Dr Lisa Ackerley mulls over hygiene in the laundry
I’ve found some people think that no matter how dirty the laundry is, when you shove it in the washing machine, it will come out pristine! But it’s not that easy. Not wanting to be too graphic, but if there are poo or sick deposits on your clothes, nappies, towels or bedding, then where do you think they go?
Once someone I know put a dog blanket in the machine, full of bits of twigs and bones that the dog had been chewing, and was quite surprised when the bits were still there in the bottom of the machine. Equally after someone has been sick, I’ve seen all the bedding put in the machine, and of course, it comes out with diced carrot still on it.
Bacteria are even more tricky, because you can’t see them. But if you put something ridden with germs in the washing machine, unless you do something to kill the bacteria and viruses you will be simply swishing them all around, for example transferring bacteria such as E. coli from your poo and putting them on to your tea towels, which you then use to wipe the dishes!
So some simple laundry tips:
- Any deposits need to be put in the loo
- Soak really badly-soiled items in an anti-bacterial pre-soak solution such as those used for re-usable nappies.
- Wash at a temperature as high as you can – the higher the temperature the better the germ kill! 60°C or higher
- Use the best laundry powder you can afford
- Use a laundry sanitiser to help kill bacteria and viruses if you are washing at lower temperatures

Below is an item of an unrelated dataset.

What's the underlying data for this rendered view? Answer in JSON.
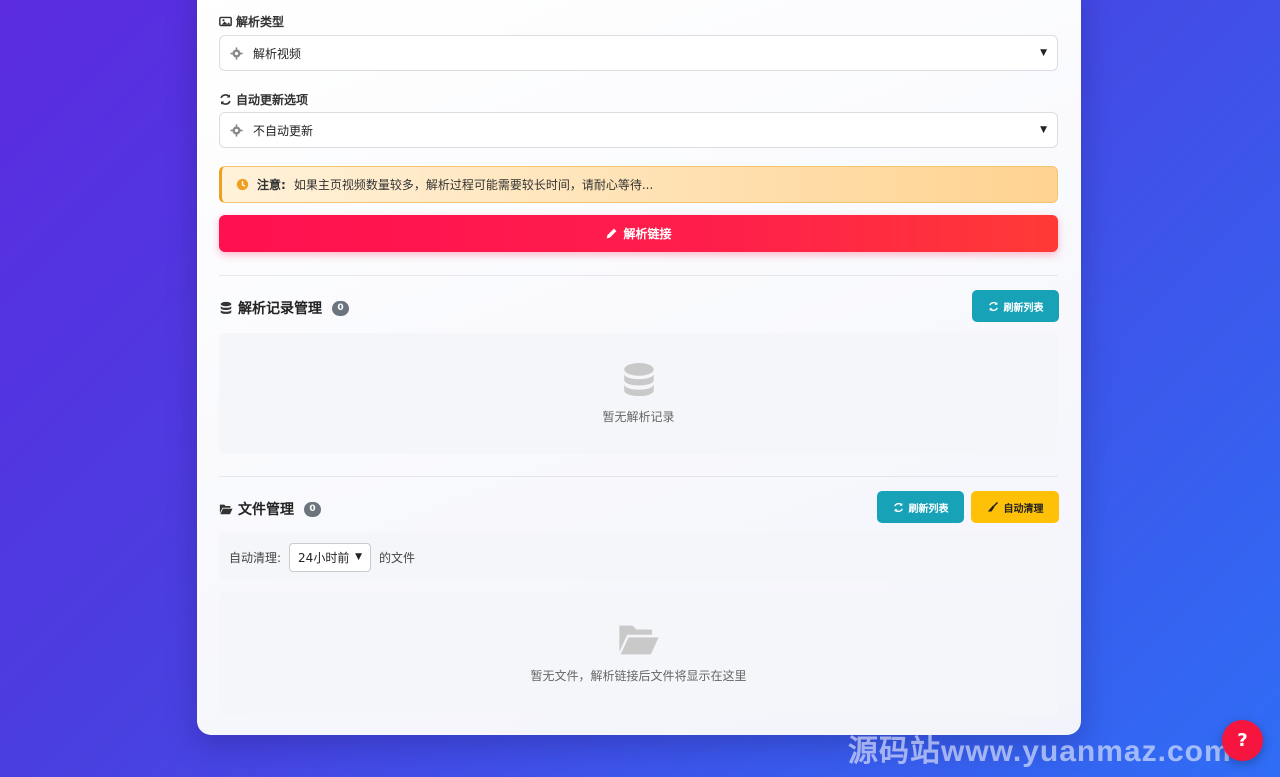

- Wash underpants, socks and knickers in a separate wash from cloths and tea-towels, especially if you are using a low-temperature wash
- Wash towels and bedding at temperatures above 60°C to till bacteria, viruses and dust mites
- Tumble drying on hot will help kill the bugs too
- Leave the washing machine door open to allow air to circulate
- From time to time clean the rubber seal and detergent drawer
- Don’t shake dirty clothes near food surfaces – you’ll only spread the bugs further
- Wash hands after handling dirty clothes
- By doing at least one wash a week at above 90°C you will be doing a spring clean on your machine and making sure it’s not a reservoir of infection, or my favourite term, bacterial soup!
The Hygiene Doctor talked to Anne Robinson on BBC’s Watchdog about the importance of keeping your washing machine, as well as your washing, clean